"The Last of the Druids" by Iain W.G. Forbes takes a refreshingly different view of one of the great remaining mysteries of Scottish archaeology and history, The Picts were the least known and most enigmatic of the residents of what has since become Scotland between the 500s and the 800s. While the origin and the eventual fate of the Picts remain topics of heated debate, and while they left no written records, they did leave a great deal of other evidence of their presence.
The Picts' most enduring legacy arises from the way they left their mark, quite literally, on the landscape of Scotland in the form of large numbers of Pictish symbol stones. Many of these have been gathered together and displayed in various Scottish museums, while others can still be found standing in the locations in which they were originally erected by the artists who created them, some twelve to fifteen centuries ago. Much of the fascination of the symbol stones comes from the fact that the recurring symbols that were carved on them have defied interpretation. We simply have no idea what Pictish symbol stones were for, or what they meant.

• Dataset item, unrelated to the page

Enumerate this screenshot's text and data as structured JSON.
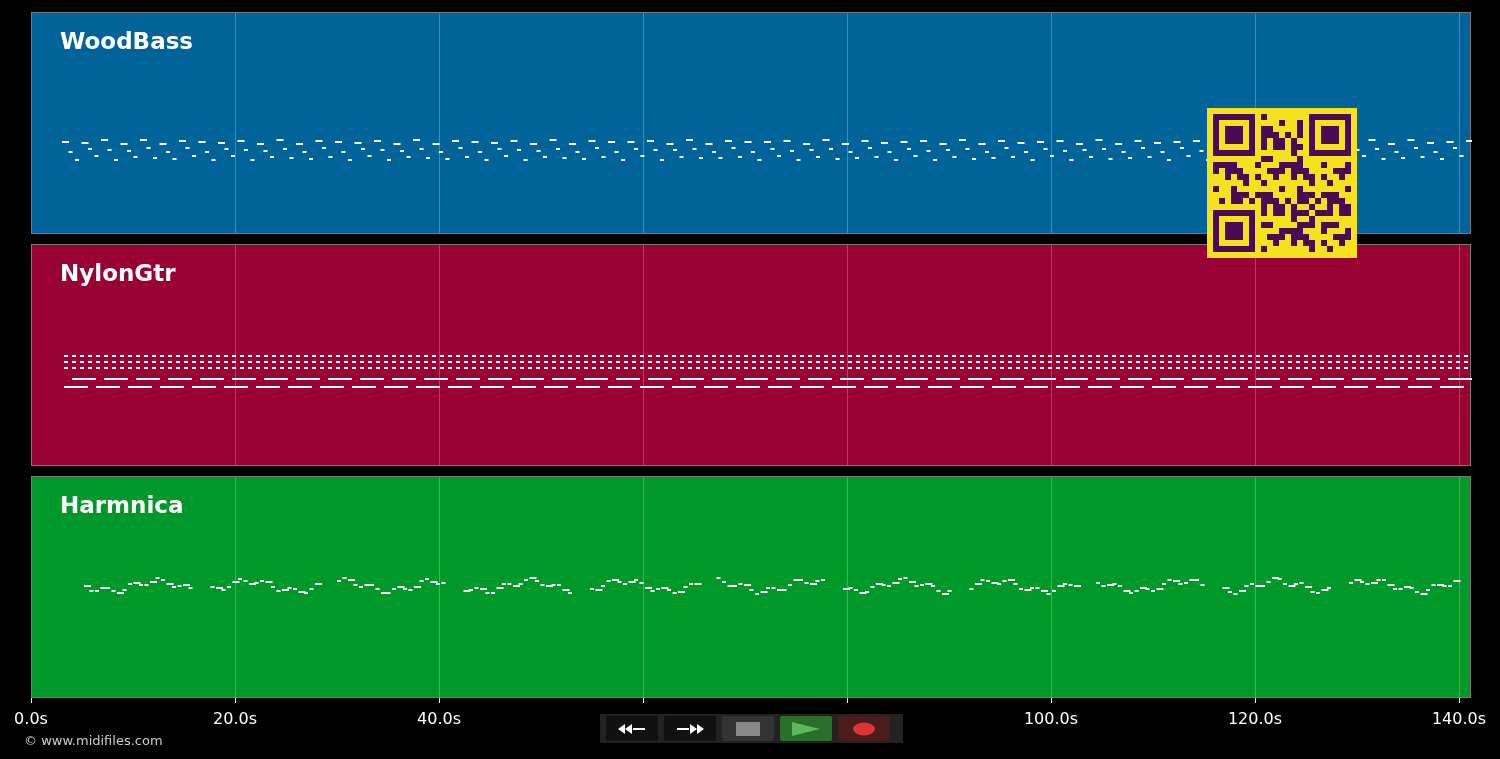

Yet the sheer effort and care that must have gone into making them suggests they must have had a purpose. Iain W.G. Forbes' theory, set out in detail in this fascinating book, is that many of the symbols were astronomical in nature, and that some of the figurative scenes were depictions of constellations in the night sky rather than real events witnessed by the artists. Taking this as his starting point, the author goes on to develop the idea that the symbology of the Picts could have had an astrological significance, which helped foretell whether the celestial portents on a particular day were auspicious or inauspicious.
This can all sound highly fanciful to modern readers: but does that make it wrong? The Romans, that most pragmatic and practical of races, were also highly superstitious, leaving offerings to a plethora of gods. Why should the Picts not also have sought to come to terms with their world by reference to something beyond it? And, in an age before the night sky was largely obliterated by light pollution, what more compelling greatness was available to our ancestors than the wider universe? This is a book that should be read by anyone who has ever wondered about the meaning of Pictish symbol stones. The author's reasoning is clearly set out in a level of detail that makes following his arguments straightforward, and why not all may agree with his conclusions, he has certainly opened up some novel and thought provoking possibilities en route to reaching them.